was prominent in the affairs of his country. He was a warm politician, devoted to his convictions, and so thoroughly posted in the political history of his times, and so clear in his judgment of men and the practical bearing of political questions, that men prominent in the affairs of the Nation--congressmen, governors, senators and
vice-presidents--visited his house, sought and appreciated his advice. He was a man of spotless integrity. For twenty-seven years a magistrate, and at one time sheriff of the county, always having large dealings with the people, and moving, as it were, in the clear light among them for sixty-six years, not a single spot was ever visible upon his reputation for honorable [sic] dealing. He was naturally a
fair-minded man, weighing the opposite side impartially. Persons who expected to find so strong a character controlled by prejudice, were surprised to see every argument in opposition to his cherished convictions fairly and candidly considered. To owe no man anything, to
deal justly with all men in all things, was the honorable ambition of this life. He was a social man of the old-time courtesy; a fine entertainer, with a trait of genial humor that drew friends around, and made his home a social center for many years. But advancing years and increasing infirmities so closely confined him in later years, that

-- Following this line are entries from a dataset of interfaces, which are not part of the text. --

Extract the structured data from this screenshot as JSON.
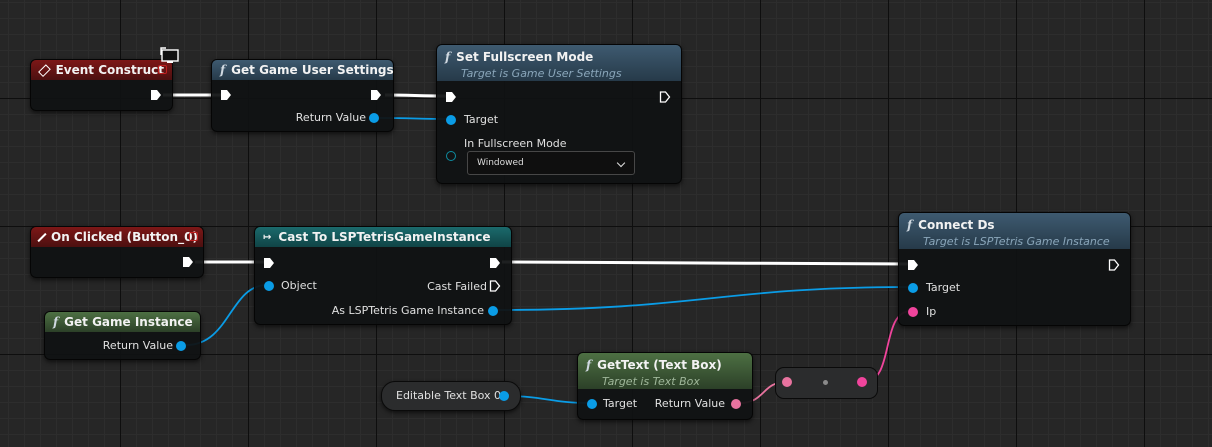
{
  "graph": {
    "event_construct": {
      "title": "Event Construct"
    },
    "get_game_user_settings": {
      "title": "Get Game User Settings",
      "return_label": "Return Value"
    },
    "set_fullscreen": {
      "title": "Set Fullscreen Mode",
      "subtitle": "Target is Game User Settings",
      "target_label": "Target",
      "mode_label": "In Fullscreen Mode",
      "mode_value": "Windowed"
    },
    "on_clicked": {
      "title": "On Clicked (Button_0)"
    },
    "cast": {
      "title": "Cast To LSPTetrisGameInstance",
      "object_label": "Object",
      "cast_failed_label": "Cast Failed",
      "as_label": "As LSPTetris Game Instance"
    },
    "connect_ds": {
      "title": "Connect Ds",
      "subtitle": "Target is LSPTetris Game Instance",
      "target_label": "Target",
      "ip_label": "Ip"
    },
    "get_game_instance": {
      "title": "Get Game Instance",
      "return_label": "Return Value"
    },
    "editable_text_box": {
      "label": "Editable Text Box 0"
    },
    "get_text": {
      "title": "GetText (Text Box)",
      "subtitle": "Target is Text Box",
      "target_label": "Target",
      "return_label": "Return Value"
    }
  },
  "function_glyph": "f",
  "colors": {
    "exec_wire": "#ffffff",
    "object_pin": "#0a9ce6",
    "string_pin": "#f0449c",
    "text_pin": "#e8739f",
    "event_header": "#7d1717",
    "function_header": "#3e5a70",
    "pure_function_header": "#4d7043",
    "cast_header": "#1b6a6c"
  },
  "icons": [
    "event-diamond-icon",
    "function-icon",
    "cast-icon",
    "exec-pin-icon",
    "delegate-pin-icon",
    "monitor-icon",
    "chevron-down-icon"
  ]
}
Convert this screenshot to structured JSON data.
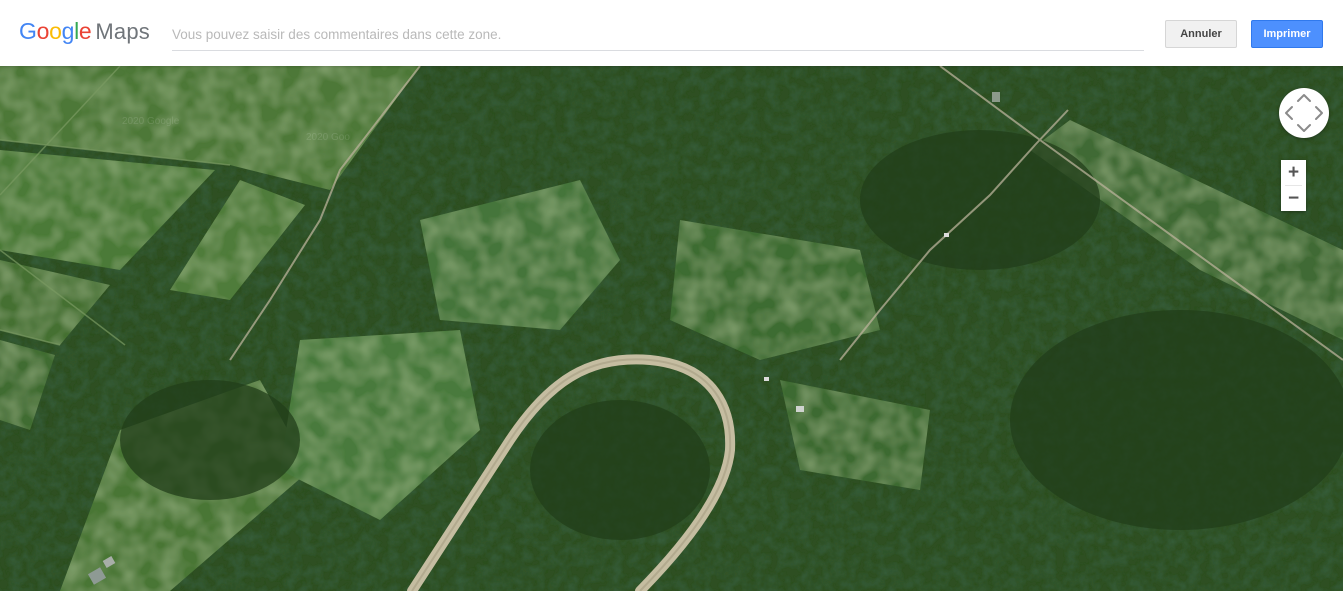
{
  "header": {
    "logo": {
      "google": "Google",
      "maps": "Maps"
    },
    "comment": {
      "placeholder": "Vous pouvez saisir des commentaires dans cette zone.",
      "value": ""
    },
    "cancel_label": "Annuler",
    "print_label": "Imprimer"
  },
  "map": {
    "view": "satellite",
    "watermark_1": "2020 Google",
    "watermark_2": "2020 Goo"
  },
  "controls": {
    "zoom_in": "+",
    "zoom_out": "−"
  },
  "colors": {
    "google_blue": "#4285F4",
    "google_red": "#EA4335",
    "google_yellow": "#FBBC05",
    "google_green": "#34A853",
    "print_button": "#4d90fe"
  }
}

gradually the circle of acquaintances grew smaller. Yet to the last he retained his genial humor, and the social fire in his heart burned clear and strong. He was a man of kindly feeling and generous impulses, yet so unostentatious in his dealing with the poor that few gave him the credit for liberality that was his due. A large loaner of money to persons in Gallatin and adjoining counties, he, at times, held many completely in his power; yet, in all these years, and in all these large dealings, he was never known to oppress. To his assistance, patience and forbearance, many owed their homes, and bore grateful testimony to his kindness of heart. He was a man that veiled his deeper feelings from the gaze of men. Few suspected that through the firm granite of his nature there ran golden veins of tender sentiment, and that the man of strong character and firm will was one whose nature was as genial as the sunshine, and who could be moved to tears by a simple song, who loved the beautiful in art and nature, and who,

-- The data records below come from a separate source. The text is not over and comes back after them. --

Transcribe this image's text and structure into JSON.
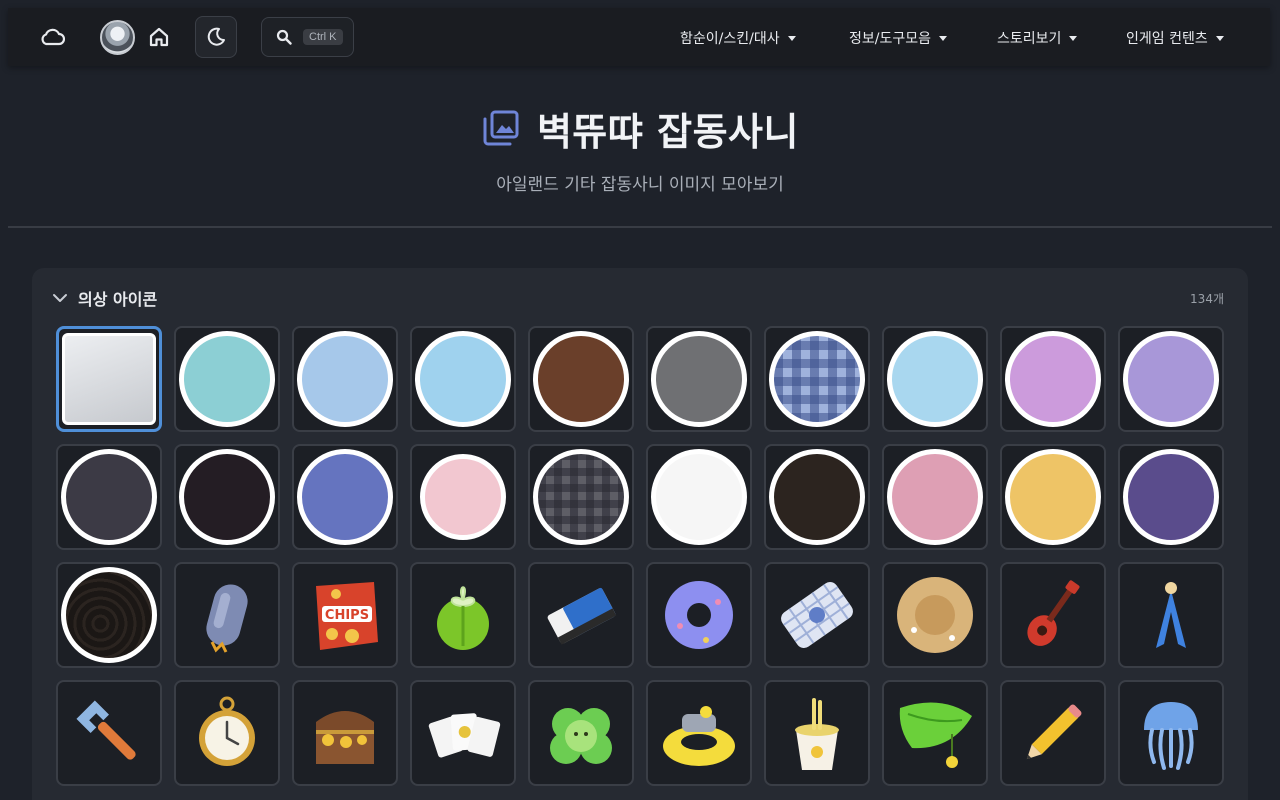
{
  "nav": {
    "search_shortcut": "Ctrl K",
    "menus": [
      "함순이/스킨/대사",
      "정보/도구모음",
      "스토리보기",
      "인게임 컨텐츠"
    ]
  },
  "header": {
    "title": "벽뜌땨 잡동사니",
    "subtitle": "아일랜드 기타 잡동사니 이미지 모아보기"
  },
  "section": {
    "title": "의상 아이콘",
    "count": "134개"
  },
  "colors": {
    "accent": "#6f85d8",
    "selected_border": "#4f8fd8"
  },
  "icons": {
    "row1": [
      "white-square",
      "teal",
      "light-blue",
      "sky-blue",
      "brown",
      "gray",
      "blue-plaid",
      "pale-sky-blue",
      "orchid",
      "lavender"
    ],
    "row2": [
      "charcoal",
      "black",
      "periwinkle",
      "light-pink",
      "gray-plaid",
      "white",
      "dark-brown",
      "rose-pink",
      "mustard",
      "indigo"
    ],
    "row3": [
      "black-wave-pattern",
      "gray-capsule-item",
      "chips-bag-item",
      "lettuce-item",
      "eraser-item",
      "donut-float-item",
      "pillow-item",
      "straw-hat-item",
      "ukulele-item",
      "ribbon-item"
    ],
    "row4": [
      "wrench-item",
      "pocket-watch-item",
      "treasure-chest-item",
      "playing-cards-item",
      "cabbage-plush-item",
      "tube-float-item",
      "noodle-cup-item",
      "leaf-umbrella-item",
      "pencil-item",
      "jellyfish-item"
    ]
  }
}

"Whene'er a noble deed was wrought,
Whene'er was uttered a noble thought."
stood with uncovered head in reverential appreciation. Mr. Hamilton died December 18, 1885. Miss Eliza Hamilton received a good English education at Carrollton, and at Warsaw College. She owns 135 acres of land, all in a high state of cultivation, having all the modern improvements.